In 1987, composer Vangelis was cleared in a London court of plagiarising his Oscar-winning "Chariots of Fire" theme from a song written by another composer (Stavros Logarides) for a 1976 Greek television show.
In 1988, Michael Jackson gave a free sneak preview of his national tour to 420 third-graders of a school in Pensacola, Fla. The kids were bused to the Pensacola Civic Centre where Jackson was rehearsing after they had sent the superstar a rap video in his honour.
In 1992, French culture minister Jack Lang called Lou Reed "a great poet of our anguish and perhaps our hopes" as he made him a knight of the French Order of Arts and Letters.
In 1992, Vince Neil quit as lead singer for "Motley Crue," after 11 years with the group. He said he wanted to spend more time on his race car driving. He later returned to the band.
In 1995, Bob Stinson, a founding member of "The Replacements," died in Minneapolis of complications from drug and alcohol abuse. He was 35.
In 1995, jazz trumpeter Yank Lawson, died at age 83 in Indianapolis, Ind.
In 1995, record producer Denny Cordell, who produced the debut albums of "The Moody Blues," "The Move" and "Procul Harum" in the 1960s, died in Dublin of cancer at age 51.
In 1997, a U.S. Christian TV network cancelled Pat Boone's weekly gospel music show after he appeared in black leather and fake tattoos on the American Music Awards show.
In 2004, the man who started what's believed to be the first radio station to program country music exclusively in the U.S. died in Colorado Springs.
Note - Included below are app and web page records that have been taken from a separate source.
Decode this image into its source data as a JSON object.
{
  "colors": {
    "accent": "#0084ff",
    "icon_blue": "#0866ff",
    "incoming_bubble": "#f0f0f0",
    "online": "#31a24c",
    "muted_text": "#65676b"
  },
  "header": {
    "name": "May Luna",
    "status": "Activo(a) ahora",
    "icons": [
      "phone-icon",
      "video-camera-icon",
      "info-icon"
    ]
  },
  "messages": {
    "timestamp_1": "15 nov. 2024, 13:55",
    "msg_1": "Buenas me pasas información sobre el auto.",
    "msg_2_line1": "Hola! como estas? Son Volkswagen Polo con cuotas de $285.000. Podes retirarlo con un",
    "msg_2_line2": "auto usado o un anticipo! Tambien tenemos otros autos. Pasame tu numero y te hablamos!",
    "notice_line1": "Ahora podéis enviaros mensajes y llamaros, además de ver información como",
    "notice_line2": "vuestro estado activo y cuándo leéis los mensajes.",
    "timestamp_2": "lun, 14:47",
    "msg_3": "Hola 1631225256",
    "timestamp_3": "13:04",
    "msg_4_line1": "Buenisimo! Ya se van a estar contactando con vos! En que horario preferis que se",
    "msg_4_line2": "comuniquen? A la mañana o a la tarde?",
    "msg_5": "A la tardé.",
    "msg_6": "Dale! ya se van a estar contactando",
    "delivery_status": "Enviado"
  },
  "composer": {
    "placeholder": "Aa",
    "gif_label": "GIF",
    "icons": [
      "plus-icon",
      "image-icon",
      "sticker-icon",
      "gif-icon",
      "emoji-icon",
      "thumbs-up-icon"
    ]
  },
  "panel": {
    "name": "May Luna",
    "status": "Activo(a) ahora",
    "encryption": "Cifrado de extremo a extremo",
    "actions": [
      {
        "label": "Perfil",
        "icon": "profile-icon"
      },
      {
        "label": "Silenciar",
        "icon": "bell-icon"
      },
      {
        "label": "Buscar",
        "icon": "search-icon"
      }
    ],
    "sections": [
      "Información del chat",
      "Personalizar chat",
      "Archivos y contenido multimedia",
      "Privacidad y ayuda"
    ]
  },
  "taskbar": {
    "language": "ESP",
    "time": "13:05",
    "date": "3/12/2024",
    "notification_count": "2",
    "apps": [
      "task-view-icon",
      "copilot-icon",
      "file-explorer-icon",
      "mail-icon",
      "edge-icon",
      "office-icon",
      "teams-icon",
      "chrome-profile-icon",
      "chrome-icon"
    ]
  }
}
David Pinkston, known on the air as "Pappy Dave Stone," was 90. Stone and friend Leroy Elmore launched KDAV in Lubbock, Texas, in 1953 as a full-time country music station. He also opened a country music club in Lubbock, the home town of Buddy Holly. Stone is credited with helping the careers of Holly, Loretta Lynn and Waylon Jennings, who was a disc jockey on KDAV early in his career.
In 2009, the estate of rock guitarist Jimi Hendrix won a trademark infringement lawsuit against a company that promoted "Hendrix Electric" vodka. The federal court judgment ordered the vodka company to pay Hendrix's estate $3.2 million and ordered the vodka pulled from the market. The lawsuit pitted siblings against each other. The head of Experience Hendrix is Janie Hendrix, Jimi's stepsister. One of the owners of vodka marketer Electric Hendrix is Leon Hendrix, Jimi's younger half-brother.
In 2010, a false rumour about the death of Gordon Lightfoot spread like wildfire online, prompting the bemused folk legend to address his fans on a live TV news channel to dispute the reports.
In 2012, movie and music stars mourned pop diva Whitney Houston at her funeral in the Newark, N.J., church where she first wowed her congregation.
In 2013, Otis "Damon" Harris, who sang with "The Tempations" from 1971-75, died after a 14-year battle with prostate cancer. He was 62. Harris sang on hits like "Papa Was a Rollin' Stone" and "Superstar (Remember How You Got Where You Are)."
(The Canadian Press)